Revai, K. et al. (2007)
Incidence of Acute Otitis Media and Sinusitis Complicating Upper Respiratory Tract Infection: The Effect of Age
Pediatrics 119, 1408-1412

and

Kamper-Jorgensen, M. et al. (2006)
Population-Based Study of the Impact of Childcare Attendance on Hospitalizations for Acute Respiratory Infections
Pediatrics 118, 1439-1446

and

Nafstad, P. et al. (1999)
Day Care Centers and Respiratory Health
Pediatrics 103, 753-758
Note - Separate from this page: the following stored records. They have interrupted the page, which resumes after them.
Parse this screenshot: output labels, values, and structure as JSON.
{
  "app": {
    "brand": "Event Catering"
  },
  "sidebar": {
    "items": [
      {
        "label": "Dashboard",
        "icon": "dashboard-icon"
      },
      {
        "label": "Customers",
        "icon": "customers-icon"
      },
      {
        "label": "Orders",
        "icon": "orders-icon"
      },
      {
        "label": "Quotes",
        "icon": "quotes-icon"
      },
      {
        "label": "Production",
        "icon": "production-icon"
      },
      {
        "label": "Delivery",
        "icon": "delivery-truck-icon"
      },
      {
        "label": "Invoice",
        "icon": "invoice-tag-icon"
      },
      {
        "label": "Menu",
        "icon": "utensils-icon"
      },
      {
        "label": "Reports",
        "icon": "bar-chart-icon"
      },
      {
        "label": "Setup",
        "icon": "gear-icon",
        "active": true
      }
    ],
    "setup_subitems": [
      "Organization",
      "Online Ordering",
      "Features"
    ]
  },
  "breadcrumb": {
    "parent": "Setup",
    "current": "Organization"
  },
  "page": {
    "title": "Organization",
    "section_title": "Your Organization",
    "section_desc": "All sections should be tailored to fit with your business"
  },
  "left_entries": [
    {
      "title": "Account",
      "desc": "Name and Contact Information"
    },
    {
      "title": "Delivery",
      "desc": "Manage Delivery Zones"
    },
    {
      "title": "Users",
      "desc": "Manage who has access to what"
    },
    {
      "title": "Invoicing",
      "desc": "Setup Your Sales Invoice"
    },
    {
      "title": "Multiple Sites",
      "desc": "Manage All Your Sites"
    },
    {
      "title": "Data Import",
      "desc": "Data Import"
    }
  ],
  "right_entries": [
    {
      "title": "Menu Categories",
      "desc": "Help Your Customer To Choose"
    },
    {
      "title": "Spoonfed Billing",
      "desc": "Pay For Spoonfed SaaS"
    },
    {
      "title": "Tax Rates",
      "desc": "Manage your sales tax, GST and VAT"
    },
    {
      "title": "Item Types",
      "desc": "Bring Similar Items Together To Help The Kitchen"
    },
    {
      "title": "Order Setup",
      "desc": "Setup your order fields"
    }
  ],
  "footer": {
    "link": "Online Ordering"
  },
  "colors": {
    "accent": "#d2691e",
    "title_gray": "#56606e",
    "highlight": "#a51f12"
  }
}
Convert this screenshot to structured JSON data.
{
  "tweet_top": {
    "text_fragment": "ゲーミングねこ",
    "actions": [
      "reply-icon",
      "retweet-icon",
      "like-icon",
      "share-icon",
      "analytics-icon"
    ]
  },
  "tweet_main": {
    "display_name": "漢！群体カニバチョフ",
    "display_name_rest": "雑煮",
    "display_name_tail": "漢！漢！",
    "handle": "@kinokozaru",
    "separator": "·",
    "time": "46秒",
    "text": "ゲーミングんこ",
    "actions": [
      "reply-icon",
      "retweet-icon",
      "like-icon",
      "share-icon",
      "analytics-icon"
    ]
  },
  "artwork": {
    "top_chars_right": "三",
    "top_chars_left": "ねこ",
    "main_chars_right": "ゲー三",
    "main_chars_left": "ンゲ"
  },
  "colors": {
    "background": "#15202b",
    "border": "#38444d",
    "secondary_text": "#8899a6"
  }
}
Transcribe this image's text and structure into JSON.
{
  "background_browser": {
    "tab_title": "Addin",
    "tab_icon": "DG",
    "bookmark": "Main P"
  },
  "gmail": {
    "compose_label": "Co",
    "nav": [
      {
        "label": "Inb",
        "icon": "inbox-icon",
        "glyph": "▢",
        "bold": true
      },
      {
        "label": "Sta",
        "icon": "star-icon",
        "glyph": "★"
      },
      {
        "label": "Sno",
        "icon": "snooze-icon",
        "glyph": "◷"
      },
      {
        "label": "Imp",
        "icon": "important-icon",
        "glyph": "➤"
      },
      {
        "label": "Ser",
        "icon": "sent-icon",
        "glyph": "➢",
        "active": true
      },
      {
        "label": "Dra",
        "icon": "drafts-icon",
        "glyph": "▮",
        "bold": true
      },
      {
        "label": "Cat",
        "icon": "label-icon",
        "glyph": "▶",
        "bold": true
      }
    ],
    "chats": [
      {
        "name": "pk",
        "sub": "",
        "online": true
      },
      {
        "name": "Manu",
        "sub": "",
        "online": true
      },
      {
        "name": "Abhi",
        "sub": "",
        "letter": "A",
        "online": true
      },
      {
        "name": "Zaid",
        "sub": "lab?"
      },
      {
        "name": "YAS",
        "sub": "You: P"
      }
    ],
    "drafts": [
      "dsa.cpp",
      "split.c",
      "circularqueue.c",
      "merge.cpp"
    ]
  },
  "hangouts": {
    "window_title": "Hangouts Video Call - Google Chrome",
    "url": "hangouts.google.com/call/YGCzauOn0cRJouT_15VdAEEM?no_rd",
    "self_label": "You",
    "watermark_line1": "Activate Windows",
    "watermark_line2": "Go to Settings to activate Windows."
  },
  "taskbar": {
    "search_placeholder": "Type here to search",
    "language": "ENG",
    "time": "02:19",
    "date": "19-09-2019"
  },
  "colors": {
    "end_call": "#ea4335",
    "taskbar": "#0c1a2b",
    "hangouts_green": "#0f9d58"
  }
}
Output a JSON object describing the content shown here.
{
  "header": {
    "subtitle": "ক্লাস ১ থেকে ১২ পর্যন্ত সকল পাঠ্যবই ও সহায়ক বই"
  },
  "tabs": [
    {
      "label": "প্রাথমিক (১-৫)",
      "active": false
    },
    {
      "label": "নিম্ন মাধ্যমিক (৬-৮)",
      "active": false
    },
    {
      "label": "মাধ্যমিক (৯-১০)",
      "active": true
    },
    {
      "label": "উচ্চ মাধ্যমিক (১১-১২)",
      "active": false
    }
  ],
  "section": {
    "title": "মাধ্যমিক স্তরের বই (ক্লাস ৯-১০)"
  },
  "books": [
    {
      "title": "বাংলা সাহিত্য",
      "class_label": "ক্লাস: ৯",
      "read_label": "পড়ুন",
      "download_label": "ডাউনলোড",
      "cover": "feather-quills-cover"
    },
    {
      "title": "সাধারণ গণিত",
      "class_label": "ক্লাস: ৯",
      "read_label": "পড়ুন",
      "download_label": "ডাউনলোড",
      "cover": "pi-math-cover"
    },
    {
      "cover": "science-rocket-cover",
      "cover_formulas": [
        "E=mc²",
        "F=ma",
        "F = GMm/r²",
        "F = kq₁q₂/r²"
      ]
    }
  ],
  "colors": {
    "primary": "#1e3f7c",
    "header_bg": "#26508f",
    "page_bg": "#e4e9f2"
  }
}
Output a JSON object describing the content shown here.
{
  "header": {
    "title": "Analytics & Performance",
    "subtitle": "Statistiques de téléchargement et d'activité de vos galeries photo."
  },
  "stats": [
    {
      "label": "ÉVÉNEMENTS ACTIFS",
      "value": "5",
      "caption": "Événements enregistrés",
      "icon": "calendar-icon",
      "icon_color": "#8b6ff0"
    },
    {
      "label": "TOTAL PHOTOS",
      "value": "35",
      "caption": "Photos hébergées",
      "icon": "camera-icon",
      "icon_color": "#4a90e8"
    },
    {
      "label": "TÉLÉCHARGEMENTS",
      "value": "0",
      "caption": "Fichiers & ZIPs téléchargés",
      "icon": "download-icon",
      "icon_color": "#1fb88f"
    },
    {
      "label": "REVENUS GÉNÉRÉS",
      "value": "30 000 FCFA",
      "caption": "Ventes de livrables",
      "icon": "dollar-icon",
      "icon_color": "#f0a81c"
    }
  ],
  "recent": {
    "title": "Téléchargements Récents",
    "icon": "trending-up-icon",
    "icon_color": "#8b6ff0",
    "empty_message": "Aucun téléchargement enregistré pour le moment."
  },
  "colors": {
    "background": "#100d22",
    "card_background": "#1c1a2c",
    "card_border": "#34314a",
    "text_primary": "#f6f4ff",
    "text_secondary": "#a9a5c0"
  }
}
  • Infants and young children are very prone to catching colds and other upper respiratory tract infections.
  • These three studies carried out at different times and in different Western countries investigated the effect of the child care environment on the number of such infections contracted by pre-school children.
  • The studies all came to remarkably similar conclusions: that children cared for in group child care are significantly more at risk of both trivial and serious respiratory infections than those cared for at home.
  • Only small differences, if any, were noted between children who began group care after two years of age and those still cared for at home.
  • All studies concluded that risk of respiratory infections could be reduced if children were cared for at home until at least their first and optimally their second birthdays.